The task:
Each line holding the word "Dados" must appear in the answer, copied from the entries.

(Website and app data records)

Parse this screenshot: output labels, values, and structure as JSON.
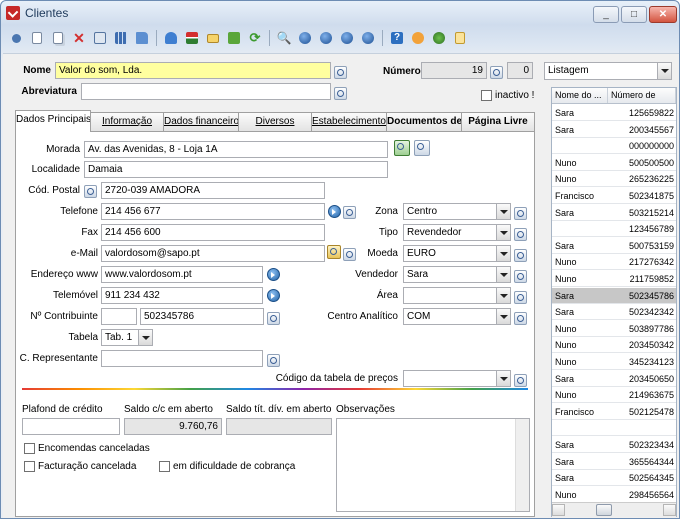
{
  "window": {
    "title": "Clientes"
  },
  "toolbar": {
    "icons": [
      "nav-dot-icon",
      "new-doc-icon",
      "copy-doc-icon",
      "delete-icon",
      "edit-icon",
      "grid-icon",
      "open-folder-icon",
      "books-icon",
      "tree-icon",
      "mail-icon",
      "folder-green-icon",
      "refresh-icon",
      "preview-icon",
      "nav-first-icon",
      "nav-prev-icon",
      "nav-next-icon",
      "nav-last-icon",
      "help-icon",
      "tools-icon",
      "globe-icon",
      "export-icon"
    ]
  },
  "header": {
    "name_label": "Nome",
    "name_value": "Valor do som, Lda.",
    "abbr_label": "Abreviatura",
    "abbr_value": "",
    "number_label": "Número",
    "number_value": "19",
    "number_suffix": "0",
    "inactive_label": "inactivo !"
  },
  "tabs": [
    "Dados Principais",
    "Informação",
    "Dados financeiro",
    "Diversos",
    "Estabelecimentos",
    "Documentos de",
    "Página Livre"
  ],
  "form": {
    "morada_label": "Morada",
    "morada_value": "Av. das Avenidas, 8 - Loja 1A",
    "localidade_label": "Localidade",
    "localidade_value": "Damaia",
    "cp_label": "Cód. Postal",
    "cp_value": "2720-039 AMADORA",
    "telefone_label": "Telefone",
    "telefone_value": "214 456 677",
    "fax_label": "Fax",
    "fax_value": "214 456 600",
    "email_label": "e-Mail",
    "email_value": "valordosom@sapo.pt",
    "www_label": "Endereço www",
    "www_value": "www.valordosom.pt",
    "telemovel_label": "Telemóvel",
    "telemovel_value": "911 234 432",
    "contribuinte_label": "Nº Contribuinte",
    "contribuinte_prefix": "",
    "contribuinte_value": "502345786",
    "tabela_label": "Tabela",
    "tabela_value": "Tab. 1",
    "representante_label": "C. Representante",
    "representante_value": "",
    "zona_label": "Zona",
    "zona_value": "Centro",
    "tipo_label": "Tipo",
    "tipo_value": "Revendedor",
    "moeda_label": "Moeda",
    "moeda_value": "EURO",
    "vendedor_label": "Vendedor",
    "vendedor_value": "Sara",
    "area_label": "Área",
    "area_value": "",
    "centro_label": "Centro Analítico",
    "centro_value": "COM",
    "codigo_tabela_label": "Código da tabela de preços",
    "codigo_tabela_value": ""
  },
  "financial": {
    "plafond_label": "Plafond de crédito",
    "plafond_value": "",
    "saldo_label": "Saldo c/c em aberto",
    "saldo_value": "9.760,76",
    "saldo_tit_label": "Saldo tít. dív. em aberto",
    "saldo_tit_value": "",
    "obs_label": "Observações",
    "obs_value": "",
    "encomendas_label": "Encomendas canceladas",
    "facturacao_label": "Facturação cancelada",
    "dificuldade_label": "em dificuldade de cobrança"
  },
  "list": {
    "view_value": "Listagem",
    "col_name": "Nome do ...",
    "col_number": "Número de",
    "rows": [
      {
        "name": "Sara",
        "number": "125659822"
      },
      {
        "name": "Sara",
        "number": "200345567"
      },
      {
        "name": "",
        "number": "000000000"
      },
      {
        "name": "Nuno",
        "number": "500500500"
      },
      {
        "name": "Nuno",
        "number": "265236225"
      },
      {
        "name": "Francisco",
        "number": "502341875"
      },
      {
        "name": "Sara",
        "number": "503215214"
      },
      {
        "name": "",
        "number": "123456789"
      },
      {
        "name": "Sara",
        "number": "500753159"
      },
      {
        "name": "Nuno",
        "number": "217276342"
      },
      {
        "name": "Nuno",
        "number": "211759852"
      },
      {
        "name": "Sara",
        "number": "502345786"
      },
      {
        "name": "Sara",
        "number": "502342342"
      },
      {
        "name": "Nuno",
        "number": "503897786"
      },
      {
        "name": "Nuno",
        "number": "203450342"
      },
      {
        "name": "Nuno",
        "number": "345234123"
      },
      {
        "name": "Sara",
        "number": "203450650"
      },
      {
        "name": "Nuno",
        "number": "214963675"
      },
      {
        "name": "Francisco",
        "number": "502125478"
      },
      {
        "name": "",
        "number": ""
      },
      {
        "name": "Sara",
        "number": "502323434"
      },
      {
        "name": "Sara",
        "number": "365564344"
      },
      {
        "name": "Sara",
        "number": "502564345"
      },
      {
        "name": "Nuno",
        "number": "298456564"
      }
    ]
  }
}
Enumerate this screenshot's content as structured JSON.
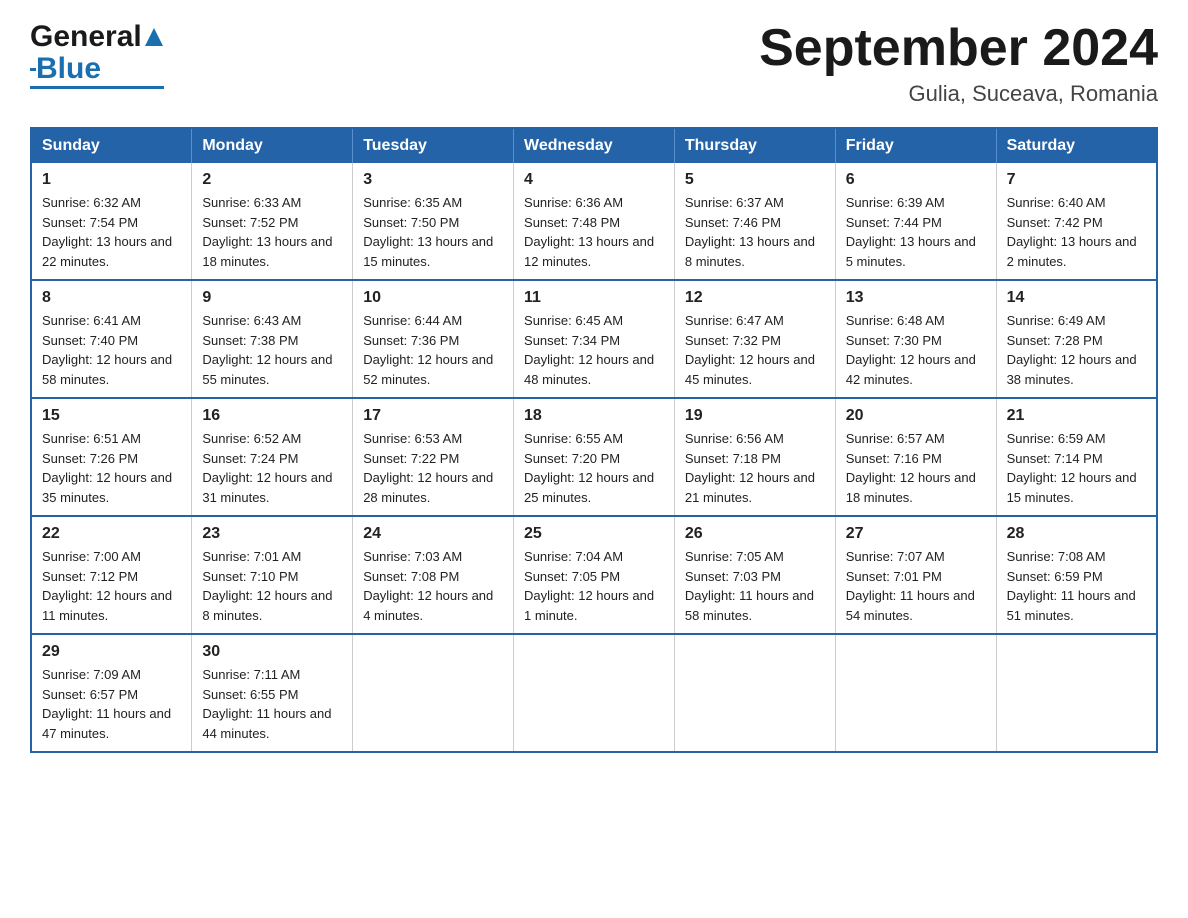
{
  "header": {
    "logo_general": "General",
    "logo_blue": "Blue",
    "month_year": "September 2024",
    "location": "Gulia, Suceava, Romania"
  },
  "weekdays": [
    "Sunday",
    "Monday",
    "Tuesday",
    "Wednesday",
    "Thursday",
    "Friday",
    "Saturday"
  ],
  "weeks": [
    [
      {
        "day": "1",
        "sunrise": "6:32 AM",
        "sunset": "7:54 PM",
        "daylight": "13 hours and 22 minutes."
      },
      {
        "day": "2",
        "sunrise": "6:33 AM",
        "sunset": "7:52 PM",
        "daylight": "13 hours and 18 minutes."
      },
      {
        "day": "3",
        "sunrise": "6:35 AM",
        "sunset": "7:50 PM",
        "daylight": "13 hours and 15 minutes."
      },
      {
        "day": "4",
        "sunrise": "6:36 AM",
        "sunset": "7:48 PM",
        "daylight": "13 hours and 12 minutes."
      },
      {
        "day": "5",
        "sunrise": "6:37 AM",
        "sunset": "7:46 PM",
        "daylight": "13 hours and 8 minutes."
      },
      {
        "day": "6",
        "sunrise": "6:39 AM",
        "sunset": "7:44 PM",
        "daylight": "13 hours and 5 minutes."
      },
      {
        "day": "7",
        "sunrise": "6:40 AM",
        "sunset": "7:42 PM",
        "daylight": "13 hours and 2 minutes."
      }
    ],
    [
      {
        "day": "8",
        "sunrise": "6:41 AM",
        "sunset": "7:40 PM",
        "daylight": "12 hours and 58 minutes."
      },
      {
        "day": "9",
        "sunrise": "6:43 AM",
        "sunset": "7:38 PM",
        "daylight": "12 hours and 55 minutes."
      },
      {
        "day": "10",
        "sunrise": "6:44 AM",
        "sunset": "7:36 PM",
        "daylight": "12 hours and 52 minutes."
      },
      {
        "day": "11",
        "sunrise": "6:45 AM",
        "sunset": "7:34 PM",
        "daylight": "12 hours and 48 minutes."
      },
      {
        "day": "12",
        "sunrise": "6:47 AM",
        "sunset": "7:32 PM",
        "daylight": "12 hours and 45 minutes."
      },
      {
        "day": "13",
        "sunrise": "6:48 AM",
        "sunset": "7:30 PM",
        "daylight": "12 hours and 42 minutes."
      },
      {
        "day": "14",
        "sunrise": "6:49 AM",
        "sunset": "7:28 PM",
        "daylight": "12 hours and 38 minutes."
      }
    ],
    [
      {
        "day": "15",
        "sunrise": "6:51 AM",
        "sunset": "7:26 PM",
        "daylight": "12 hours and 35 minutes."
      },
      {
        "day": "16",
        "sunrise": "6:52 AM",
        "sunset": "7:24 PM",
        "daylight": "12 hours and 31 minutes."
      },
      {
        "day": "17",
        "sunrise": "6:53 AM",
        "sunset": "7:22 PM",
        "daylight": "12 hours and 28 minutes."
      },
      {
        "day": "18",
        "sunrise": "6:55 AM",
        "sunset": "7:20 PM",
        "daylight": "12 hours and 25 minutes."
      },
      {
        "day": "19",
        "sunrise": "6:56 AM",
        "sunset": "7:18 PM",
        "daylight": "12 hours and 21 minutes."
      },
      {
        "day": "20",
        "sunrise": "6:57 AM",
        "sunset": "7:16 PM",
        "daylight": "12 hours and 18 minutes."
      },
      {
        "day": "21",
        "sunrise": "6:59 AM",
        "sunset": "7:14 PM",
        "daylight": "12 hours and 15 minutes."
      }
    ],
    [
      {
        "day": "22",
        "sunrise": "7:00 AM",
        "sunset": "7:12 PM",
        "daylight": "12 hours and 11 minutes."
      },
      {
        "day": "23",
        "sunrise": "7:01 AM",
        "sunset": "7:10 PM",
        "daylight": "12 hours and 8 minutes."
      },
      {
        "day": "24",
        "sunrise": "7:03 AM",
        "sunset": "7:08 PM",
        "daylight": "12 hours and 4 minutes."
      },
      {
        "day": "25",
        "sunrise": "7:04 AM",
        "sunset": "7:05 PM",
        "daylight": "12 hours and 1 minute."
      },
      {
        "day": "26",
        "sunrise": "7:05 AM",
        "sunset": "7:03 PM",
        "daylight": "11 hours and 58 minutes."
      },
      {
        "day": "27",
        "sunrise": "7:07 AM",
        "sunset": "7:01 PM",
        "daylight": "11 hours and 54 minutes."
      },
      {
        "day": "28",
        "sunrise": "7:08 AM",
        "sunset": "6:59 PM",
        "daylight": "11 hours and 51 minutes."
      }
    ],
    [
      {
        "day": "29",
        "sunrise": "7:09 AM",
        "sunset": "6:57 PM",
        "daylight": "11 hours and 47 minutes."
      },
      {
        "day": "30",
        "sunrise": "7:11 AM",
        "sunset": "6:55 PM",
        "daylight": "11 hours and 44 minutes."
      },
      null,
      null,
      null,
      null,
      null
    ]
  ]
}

Output of the task:
    "Dados Principais",
    "Dados financeiro",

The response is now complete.